UNITED STATES OF AMERICA
UNITED STATES OF AMERICA; JOSEPH SCIBANA, Warden,
On December 2, 1998, after the government had rested its case during a jury trial, Mr. Bias pled guilty to conspiracy to possess with intent to distribute methamphetamine in violation of 21 U.S.C. §§ 846 and 841(a)(1) and possession with intent to distribute methamphetamine in violation of 21 U.S.C. § 841(a)(1). As part of the plea agreement, the government agreed to recommend that Mr. Bias receive credit towards his federal sentence for the time he was incarcerated from his arrest to his sentencing. Mr. Bias was subsequently sentenced to a term of 168 months on each count, to be served concurrently. On appeal, we affirmed Mr. Bias's sentence. See United States v. Bias, 201 F.3d 449 (Table), 1999 WL 1083749 (10th Cir. 1999).
The district court was subsequently notified by the Bureau of Prisons (BOP) on November 28, 2000, that it would be unable to grant Mr. Bias credit towards his federal sentence for his pre-sentence incarceration because that time had been credited towards a separate California state sentence. See 18 U.S.C. § 3585(b). After administrative review, Mr. Bias filed a 28 U.S.C. § 2255 motion alleging that the government violated his plea agreement based on the BOP's failure to provide him with credit as recommended by the government and the district court. The district court denied Mr. Bias's § 2255 motion because it was untimely, but it also noted that the motion was without merit because the government had recommended that Mr. Bias receive credit and the plea agreement specifically stated that the government's recommendations were not binding. See United States v. Bias, No. 02-3291, 2003 WL 22003091 (D. Kan. June 2, 2003). Mr. Bias did not appeal. Mr. Bias filed the instant § 2241 petition on May 18, 2006.
Discussion On appeal, Mr. Bias challenges the district court's determination that his claim is successive and that he cannot make a claim of factual innocence because he pled guilty. Under 28 U.S.C. § 2244(a), "a section 2241 petition which presents no new grounds for relief is subject to dismissal as a successive petition unless the ends of justice require consideration of the merits." George v. Perrill, 62 F.3d 333, 334 (10th Cir. 1995). The district court dismissed Mr. Bias's claim with prejudice because the same claim was previously adjudicated and rejected by the sentencing court in the earlier § 2255 petition. To the extent that the district court determined that Mr. Bias failed to show cause and prejudice or a fundamental miscarriage of justice, it was undoubtedly correct. See George, 62 F.3d at 335.

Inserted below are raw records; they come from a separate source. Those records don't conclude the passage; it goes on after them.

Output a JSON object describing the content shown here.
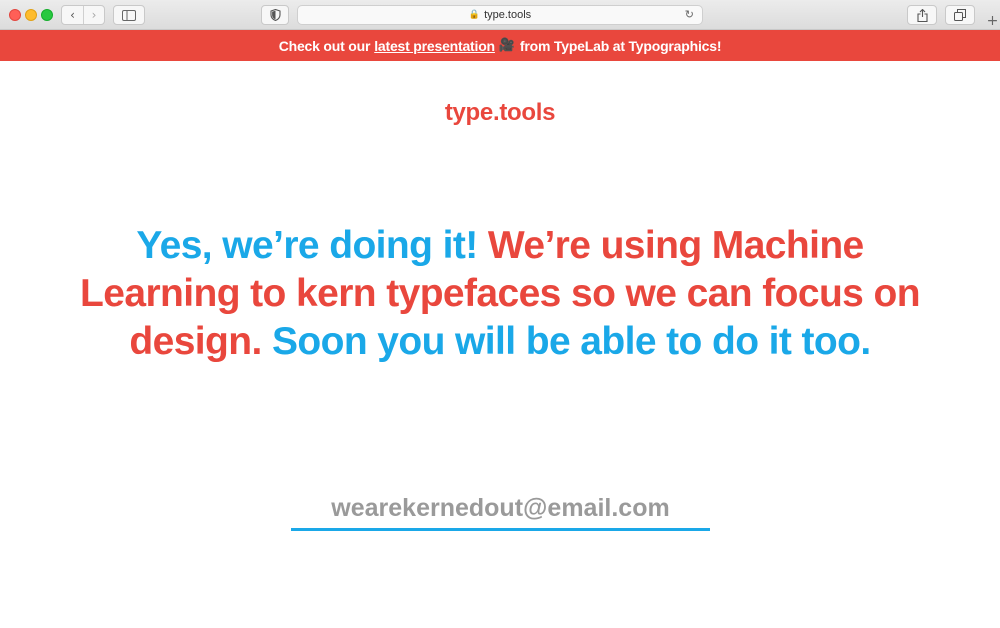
{
  "browser": {
    "url": "type.tools",
    "icons": {
      "back": "chevron-left-icon",
      "forward": "chevron-right-icon",
      "sidebar": "sidebar-icon",
      "privacy": "shield-icon",
      "lock": "lock-icon",
      "reload": "reload-icon",
      "share": "share-icon",
      "tabs": "tabs-icon",
      "new_tab": "plus-icon"
    }
  },
  "banner": {
    "prefix": "Check out our",
    "link": "latest presentation",
    "emoji": "🎥",
    "suffix": "from TypeLab at Typographics!",
    "color": "#e9473d"
  },
  "logo": "type.tools",
  "headline": {
    "part1": "Yes, we’re doing it!",
    "part2": "We’re using Machine Learning to kern typefaces so we can focus on design.",
    "part3": "Soon you will be able to do it too."
  },
  "email": {
    "placeholder": "wearekernedout@email.com",
    "value": ""
  },
  "colors": {
    "red": "#e9473d",
    "blue": "#1aa8e8",
    "gray": "#999999"
  }
}
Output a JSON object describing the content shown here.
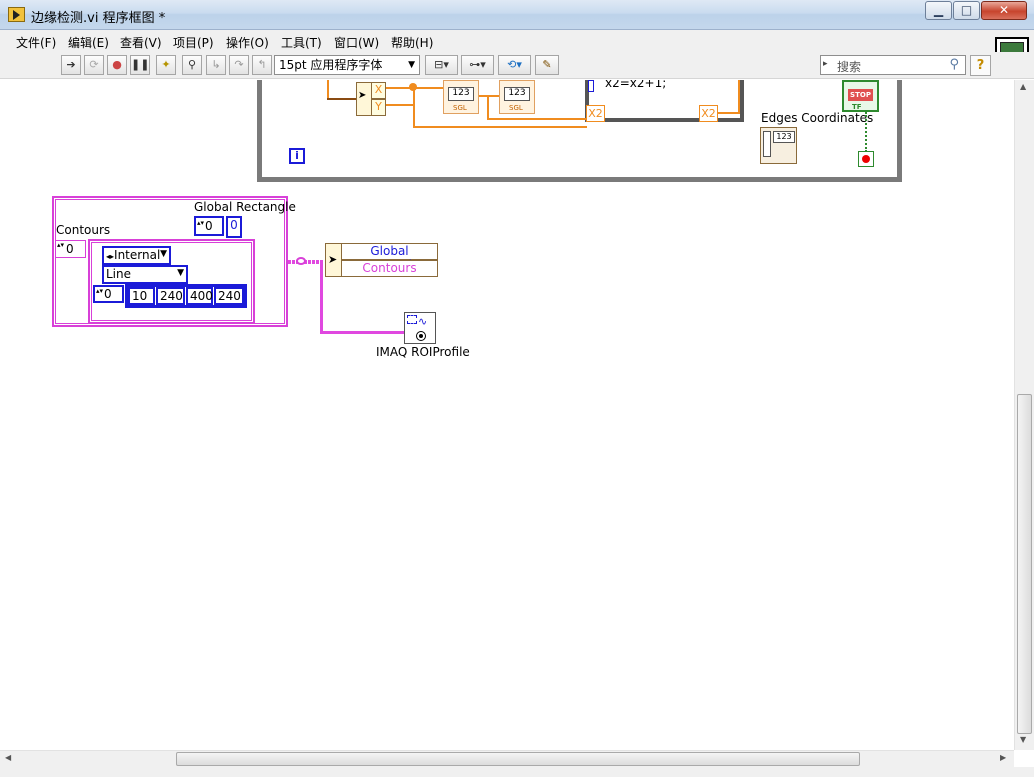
{
  "window": {
    "title": "边缘检测.vi 程序框图 *",
    "minimize_glyph": "▁",
    "maximize_glyph": "□",
    "close_glyph": "✕"
  },
  "menu": [
    "文件(F)",
    "编辑(E)",
    "查看(V)",
    "项目(P)",
    "操作(O)",
    "工具(T)",
    "窗口(W)",
    "帮助(H)"
  ],
  "toolbar": {
    "font_value": "15pt 应用程序字体",
    "search_placeholder": "搜索",
    "help_glyph": "?",
    "vi_icon_number": "3"
  },
  "diagram": {
    "unbundle_x": "X",
    "unbundle_y": "Y",
    "indicator_123_a": "123",
    "indicator_123_b": "123",
    "sgl": "SGL",
    "code_text": "x2=x2+1;",
    "x2_left": "X2",
    "x2_right": "X2",
    "edges_coordinates": "Edges Coordinates",
    "stop": "STOP",
    "tf": "TF",
    "loop_i": "i",
    "global_rectangle_label": "Global Rectangle",
    "global_rectangle_index": "0",
    "global_rectangle_value": "0",
    "contours_label": "Contours",
    "contours_index": "0",
    "contour_type": "Internal",
    "contour_shape": "Line",
    "coords_index": "0",
    "coords": [
      "10",
      "240",
      "400",
      "240"
    ],
    "bundle_field_1": "Global Rectangle",
    "bundle_field_2": "Contours",
    "roi_profile_label": "IMAQ ROIProfile"
  },
  "colors": {
    "orange_wire": "#f08c1f",
    "pink_wire": "#e048e0",
    "cluster_blue": "#1b1bd8",
    "loop_gray": "#7a7a7a",
    "stop_green": "#2e8a2e"
  }
}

In order to proceed IFP, Mr. Bias is required to demonstrate not only a financial inability to pay the required fees, but also "a reasoned, nonfrivolous argument on the law and facts in support of the issues raised on appeal." McIntosh v. U.S. Parole Comm'n, 115 F.3d 809, 812 (10th Cir. 1997) (internal quotation marks omitted). This he has failed to do. The appeal is frivolous and wholly without merit. We therefore DENY his motion to proceed IFP and DISMISS the appeal. See 28 U.S.C. § 1915(e)(2)(B)(i).
Entered for the Court
Paul J. Kelly, Jr.
*. This order and judgment is not binding precedent, except under the doctrines of law of the case, res judicata, and collateral estoppel. It may be cited, however, for its persuasive value consistent with Fed. R. App. P. 32.1 and 10th Cir. R. 32.1.
2. After examining the briefs and the appellate record, this three-judge panel has determined unanimously that oral argument would not be of material assistance in the determination of this appeal. See Fed. R. App. P. 34(a); 10th Cir. R. 34.1(G). The cause is therefore ordered submitted without oral argument.